WHENEVER HE HEARS chatter about an early election, Liberal Senator David Smith impishly recalls the time the Grits asked pioneering U.S. pollster Louis Harris to determine their support. Awed by his sophisticated methods and wearied by the demands of minority government, they were heartened by the news that they would snare a comfortable majority. So, less than 2V2years after the April 1963 election, the Liberals pulled the parliamentary plug. And won another minority. It was a tough lesson: Harris forgot to ask how Canadians would feel about a government that called an election for no good reason. And that wisdom applies today. “The electorate has decided it was appropriate for us to have a minority,” says campaign adviser Smith. “And they think we should make it work.”

So, finally, after floundering through their first 14 months in office, after belatedly realizing their standing in the polls has barely budged since the June 2004 vote, the Paul Martin Liberals are scrambling to “make it work.” It isn’t easy. Theoretically, it should be. Their Conservative opposition is so divided that the new party may actually split into its Tory and Alliance components. And at least one aspect of the Liberals’ own endless internal bickering is abating. In the horrified reaction to his belligerent and unrepentant testimony at the sponsorship inquiry, the number of vehement supporters of Jean Chrétien is dwindling. (One disgusted party stalwart muttered that if the former PM dared to show up at next month’s biennial convention, “he would be lynched.”)
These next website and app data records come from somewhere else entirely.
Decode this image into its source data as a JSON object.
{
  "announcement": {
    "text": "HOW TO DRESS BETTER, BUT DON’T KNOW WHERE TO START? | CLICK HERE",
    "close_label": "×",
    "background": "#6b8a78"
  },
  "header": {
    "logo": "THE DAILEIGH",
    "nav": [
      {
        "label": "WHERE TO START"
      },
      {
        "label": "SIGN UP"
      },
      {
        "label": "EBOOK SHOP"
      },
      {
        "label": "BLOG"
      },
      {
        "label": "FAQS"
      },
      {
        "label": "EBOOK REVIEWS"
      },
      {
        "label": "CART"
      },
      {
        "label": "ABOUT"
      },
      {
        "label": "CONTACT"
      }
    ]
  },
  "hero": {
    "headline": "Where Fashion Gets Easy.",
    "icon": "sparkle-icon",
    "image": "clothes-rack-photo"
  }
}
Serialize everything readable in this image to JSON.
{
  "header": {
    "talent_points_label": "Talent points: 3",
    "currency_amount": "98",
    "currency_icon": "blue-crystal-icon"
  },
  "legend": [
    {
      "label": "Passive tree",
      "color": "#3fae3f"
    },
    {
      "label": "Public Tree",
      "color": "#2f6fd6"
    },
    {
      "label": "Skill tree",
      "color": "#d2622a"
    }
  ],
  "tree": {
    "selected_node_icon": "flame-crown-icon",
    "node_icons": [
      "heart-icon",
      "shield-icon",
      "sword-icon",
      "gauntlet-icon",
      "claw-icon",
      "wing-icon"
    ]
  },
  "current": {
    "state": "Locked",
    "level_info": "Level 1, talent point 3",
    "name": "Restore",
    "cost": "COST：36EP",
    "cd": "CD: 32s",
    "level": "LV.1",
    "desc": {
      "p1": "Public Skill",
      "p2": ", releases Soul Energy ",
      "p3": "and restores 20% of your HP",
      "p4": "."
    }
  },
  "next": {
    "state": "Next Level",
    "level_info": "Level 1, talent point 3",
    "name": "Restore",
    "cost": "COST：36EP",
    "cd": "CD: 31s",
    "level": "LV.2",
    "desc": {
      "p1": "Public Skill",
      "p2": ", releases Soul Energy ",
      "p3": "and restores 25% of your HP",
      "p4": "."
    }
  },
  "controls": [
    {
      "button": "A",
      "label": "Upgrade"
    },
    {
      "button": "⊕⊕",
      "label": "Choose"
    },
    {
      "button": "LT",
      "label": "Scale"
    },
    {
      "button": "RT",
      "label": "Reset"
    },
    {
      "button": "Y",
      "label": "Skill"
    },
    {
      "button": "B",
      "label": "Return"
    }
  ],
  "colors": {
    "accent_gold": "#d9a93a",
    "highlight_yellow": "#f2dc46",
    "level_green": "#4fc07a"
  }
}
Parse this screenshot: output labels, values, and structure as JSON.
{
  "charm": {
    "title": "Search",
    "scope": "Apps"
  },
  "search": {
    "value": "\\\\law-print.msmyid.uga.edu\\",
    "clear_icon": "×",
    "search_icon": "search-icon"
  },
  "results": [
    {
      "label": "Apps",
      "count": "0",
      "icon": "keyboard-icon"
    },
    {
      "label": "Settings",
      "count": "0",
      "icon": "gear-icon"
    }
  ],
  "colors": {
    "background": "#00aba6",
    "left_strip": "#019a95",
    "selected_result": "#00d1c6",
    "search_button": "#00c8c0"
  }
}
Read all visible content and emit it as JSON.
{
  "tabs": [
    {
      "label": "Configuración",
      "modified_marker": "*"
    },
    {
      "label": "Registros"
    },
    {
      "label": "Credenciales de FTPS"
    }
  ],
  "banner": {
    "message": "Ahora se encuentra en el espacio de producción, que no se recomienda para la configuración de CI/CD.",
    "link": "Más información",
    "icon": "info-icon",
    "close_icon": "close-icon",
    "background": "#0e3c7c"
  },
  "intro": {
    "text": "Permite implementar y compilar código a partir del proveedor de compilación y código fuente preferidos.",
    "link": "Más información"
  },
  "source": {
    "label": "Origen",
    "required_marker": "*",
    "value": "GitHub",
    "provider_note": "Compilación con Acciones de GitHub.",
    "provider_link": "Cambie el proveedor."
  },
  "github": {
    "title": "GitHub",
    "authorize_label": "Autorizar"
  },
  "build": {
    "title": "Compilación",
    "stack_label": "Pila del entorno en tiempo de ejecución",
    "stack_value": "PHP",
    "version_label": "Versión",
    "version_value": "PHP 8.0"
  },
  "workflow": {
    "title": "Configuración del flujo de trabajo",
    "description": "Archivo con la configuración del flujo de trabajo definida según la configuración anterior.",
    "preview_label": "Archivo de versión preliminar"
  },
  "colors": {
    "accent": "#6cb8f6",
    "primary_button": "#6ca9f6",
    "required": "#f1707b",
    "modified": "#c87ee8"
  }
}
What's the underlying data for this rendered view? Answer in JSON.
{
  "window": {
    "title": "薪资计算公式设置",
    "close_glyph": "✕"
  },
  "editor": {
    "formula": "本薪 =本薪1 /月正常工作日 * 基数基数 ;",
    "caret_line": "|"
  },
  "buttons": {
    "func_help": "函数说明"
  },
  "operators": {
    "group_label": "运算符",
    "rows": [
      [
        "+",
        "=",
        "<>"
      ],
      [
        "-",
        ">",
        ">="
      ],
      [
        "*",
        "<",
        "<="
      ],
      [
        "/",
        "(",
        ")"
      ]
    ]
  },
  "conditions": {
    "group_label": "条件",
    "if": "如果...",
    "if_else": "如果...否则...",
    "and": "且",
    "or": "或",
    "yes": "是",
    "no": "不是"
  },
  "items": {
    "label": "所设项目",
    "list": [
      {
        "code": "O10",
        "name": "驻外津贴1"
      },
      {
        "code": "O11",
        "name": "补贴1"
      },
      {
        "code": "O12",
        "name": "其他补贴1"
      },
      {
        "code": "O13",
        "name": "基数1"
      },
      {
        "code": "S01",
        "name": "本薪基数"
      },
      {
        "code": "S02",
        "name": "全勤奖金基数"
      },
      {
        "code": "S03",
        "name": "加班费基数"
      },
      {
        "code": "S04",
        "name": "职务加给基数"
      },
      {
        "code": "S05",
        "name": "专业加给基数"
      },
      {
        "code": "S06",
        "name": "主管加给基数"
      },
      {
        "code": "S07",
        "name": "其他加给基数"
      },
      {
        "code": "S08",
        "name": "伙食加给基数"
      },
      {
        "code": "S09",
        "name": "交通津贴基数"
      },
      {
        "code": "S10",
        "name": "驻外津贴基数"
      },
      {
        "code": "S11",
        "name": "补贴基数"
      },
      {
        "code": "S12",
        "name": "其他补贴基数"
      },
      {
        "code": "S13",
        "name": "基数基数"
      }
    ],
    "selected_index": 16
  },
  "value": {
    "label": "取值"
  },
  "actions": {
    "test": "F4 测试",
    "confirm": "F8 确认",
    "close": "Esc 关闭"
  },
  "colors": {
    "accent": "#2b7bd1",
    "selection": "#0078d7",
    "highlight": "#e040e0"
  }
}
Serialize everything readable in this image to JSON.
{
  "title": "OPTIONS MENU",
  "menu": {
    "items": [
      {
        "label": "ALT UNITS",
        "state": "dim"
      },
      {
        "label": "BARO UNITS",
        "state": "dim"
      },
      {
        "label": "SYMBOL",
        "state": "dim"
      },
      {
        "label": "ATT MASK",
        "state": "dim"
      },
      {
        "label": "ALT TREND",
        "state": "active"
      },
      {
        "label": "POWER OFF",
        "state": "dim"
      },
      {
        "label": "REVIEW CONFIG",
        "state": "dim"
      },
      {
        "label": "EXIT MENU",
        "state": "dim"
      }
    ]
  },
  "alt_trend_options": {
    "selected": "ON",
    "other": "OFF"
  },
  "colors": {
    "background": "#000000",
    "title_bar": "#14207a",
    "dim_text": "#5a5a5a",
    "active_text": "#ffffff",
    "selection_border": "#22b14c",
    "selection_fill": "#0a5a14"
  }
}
So why does the Martin government seem so unfocused, so incoherent? It says all the right things about everything from cities to child care. Its jargon about a determination to deal with “transformative issues” is impressive. And this week’s budget will spell out ambitious initiatives in virtually every area of policy turf. But despite the constant flurry of announcements and, often, re-announcements, nothing much actually gets done. “The PM is really good at articulating ideas,” says an Ottawa policy insider. “Chrétien was inarticulate—but he had great execution. Martin does not seem to have a practical grasp of how to get from A to B.”

Ideas abound on how to remedy this inertia. Perhaps Martin should appoint an experienced manager as deputy prime minister who does nothing but oversee what various ministers are doing on each issue, nudge them along and give practical guidance on how to make progress. The ideal candidate for this admittedly tiresome job would be Finance Minister Ralph Goodale.

Then there is the dithering within Martin’s own office. It is so bad that a blue-ribbon team of his trusted political buddies, reviving a Second World War idea, offered to become $l-a-year volunteers—and tackle the backlog of decisions. (The PMO gracefully rejected their proposal.)

In frustration, many Liberals are focusing on the party’s March 3-6 Ottawa convention. They hope the policy workshops, debating everything from social to foreign policy, will generate new ideas—and badly needed momentum. And, although the spotlight will inevitably be on the review vote on Martin’s leadership, many also want an end to internal sniping. Such results would be good for all Canadians. A little efficient governing, for a change, could go a long way. ful

Mary Janigan is a political and policy writer. mary.janigan@macleans.rogers.com

Chrétien didn’t help. One party stalwart said that if the former PM showed up at the convention, ‘he would be lynched.’